*RECORDS PROVIDED*:
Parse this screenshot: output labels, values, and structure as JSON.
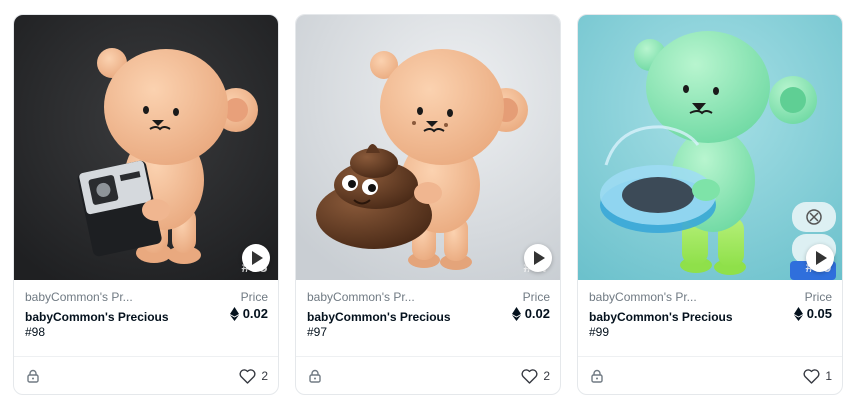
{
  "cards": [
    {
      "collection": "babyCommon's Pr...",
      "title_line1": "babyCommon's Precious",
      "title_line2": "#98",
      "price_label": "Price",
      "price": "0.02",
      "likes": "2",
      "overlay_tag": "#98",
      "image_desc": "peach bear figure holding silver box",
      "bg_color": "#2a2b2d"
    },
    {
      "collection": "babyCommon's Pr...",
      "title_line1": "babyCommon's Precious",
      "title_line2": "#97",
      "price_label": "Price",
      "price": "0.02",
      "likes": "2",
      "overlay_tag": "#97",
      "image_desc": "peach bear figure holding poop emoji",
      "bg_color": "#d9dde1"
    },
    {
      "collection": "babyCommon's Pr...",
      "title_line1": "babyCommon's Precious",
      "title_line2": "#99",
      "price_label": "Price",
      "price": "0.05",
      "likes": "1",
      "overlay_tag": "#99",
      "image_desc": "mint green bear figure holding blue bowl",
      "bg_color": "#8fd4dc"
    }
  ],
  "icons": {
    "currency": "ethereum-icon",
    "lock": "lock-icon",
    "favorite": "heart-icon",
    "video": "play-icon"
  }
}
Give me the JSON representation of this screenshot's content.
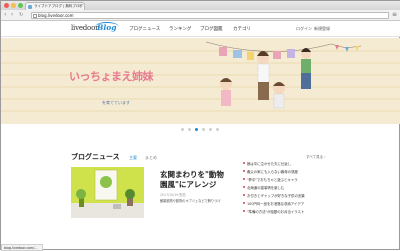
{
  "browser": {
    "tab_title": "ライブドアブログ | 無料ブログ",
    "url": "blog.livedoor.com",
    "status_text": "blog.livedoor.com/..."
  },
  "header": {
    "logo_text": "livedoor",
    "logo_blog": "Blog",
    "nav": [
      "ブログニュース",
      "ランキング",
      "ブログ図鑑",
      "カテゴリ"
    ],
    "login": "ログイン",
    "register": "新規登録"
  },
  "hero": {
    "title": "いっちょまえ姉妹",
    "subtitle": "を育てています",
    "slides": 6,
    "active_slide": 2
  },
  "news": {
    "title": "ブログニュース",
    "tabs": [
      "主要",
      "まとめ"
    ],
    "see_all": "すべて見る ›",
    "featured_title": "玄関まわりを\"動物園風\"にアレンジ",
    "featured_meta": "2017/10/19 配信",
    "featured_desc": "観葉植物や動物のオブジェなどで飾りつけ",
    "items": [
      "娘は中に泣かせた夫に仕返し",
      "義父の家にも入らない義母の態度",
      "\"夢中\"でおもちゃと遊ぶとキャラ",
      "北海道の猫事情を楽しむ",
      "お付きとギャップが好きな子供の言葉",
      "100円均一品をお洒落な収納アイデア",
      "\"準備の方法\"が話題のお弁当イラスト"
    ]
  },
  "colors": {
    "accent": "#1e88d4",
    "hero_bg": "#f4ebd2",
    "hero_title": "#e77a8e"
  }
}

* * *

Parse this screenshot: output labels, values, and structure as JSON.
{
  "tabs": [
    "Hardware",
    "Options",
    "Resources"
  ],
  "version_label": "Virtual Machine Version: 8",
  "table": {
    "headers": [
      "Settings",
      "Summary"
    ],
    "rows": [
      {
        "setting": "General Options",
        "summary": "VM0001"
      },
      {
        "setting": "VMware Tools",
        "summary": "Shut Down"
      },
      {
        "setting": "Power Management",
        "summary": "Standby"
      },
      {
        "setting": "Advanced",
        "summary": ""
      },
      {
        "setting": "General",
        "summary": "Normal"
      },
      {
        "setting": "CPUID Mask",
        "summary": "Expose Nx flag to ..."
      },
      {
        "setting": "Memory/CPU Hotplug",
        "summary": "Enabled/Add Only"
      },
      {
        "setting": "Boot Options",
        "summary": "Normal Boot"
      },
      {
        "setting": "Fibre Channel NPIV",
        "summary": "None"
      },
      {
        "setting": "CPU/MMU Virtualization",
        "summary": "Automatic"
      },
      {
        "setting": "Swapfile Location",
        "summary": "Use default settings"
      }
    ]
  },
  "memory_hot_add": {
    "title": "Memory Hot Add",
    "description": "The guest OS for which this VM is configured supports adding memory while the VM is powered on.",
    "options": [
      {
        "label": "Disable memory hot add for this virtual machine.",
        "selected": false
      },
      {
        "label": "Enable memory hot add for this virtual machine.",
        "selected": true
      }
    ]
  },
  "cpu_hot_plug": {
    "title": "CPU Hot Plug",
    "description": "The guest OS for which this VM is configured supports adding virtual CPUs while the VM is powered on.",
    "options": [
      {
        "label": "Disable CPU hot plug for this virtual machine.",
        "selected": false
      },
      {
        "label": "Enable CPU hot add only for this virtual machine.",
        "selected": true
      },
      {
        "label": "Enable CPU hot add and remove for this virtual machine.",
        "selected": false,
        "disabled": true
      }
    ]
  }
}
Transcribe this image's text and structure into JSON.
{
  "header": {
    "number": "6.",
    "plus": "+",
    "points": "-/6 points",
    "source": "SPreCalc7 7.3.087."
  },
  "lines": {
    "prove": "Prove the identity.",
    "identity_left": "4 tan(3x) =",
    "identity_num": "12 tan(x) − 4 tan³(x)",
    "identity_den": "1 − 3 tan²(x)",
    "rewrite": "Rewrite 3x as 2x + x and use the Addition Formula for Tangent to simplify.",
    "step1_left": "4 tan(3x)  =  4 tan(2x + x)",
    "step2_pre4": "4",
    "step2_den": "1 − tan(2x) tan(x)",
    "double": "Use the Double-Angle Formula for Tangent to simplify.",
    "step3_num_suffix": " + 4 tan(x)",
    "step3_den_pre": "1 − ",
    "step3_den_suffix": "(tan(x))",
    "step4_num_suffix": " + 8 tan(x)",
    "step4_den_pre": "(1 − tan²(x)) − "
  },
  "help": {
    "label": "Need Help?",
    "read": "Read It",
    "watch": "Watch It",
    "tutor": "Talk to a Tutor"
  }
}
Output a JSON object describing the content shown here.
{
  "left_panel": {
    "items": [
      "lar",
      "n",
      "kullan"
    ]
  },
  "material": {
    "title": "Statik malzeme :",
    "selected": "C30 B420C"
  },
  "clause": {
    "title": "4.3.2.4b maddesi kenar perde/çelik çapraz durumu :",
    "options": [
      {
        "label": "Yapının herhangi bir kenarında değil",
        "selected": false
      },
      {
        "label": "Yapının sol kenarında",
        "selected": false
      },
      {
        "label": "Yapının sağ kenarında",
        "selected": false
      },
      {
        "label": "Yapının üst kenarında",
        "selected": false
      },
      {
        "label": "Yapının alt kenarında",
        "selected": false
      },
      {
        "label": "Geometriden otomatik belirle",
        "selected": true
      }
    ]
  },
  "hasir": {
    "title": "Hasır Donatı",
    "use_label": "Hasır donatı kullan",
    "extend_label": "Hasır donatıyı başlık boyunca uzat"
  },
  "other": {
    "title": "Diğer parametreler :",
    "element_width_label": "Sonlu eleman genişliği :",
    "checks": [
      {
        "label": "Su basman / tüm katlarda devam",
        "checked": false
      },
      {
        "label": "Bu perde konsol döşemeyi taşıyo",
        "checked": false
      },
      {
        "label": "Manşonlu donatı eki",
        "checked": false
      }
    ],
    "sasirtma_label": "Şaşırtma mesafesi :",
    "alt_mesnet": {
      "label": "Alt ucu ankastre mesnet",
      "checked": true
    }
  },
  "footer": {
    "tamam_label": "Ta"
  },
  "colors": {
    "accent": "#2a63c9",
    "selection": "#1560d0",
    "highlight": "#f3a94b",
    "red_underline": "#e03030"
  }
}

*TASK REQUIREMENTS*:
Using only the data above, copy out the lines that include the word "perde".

*EXERCISE ANSWER*:
    "title": "4.3.2.4b maddesi kenar perde/çelik çapraz durumu :",
        "label": "Bu perde konsol döşemeyi taşıyo",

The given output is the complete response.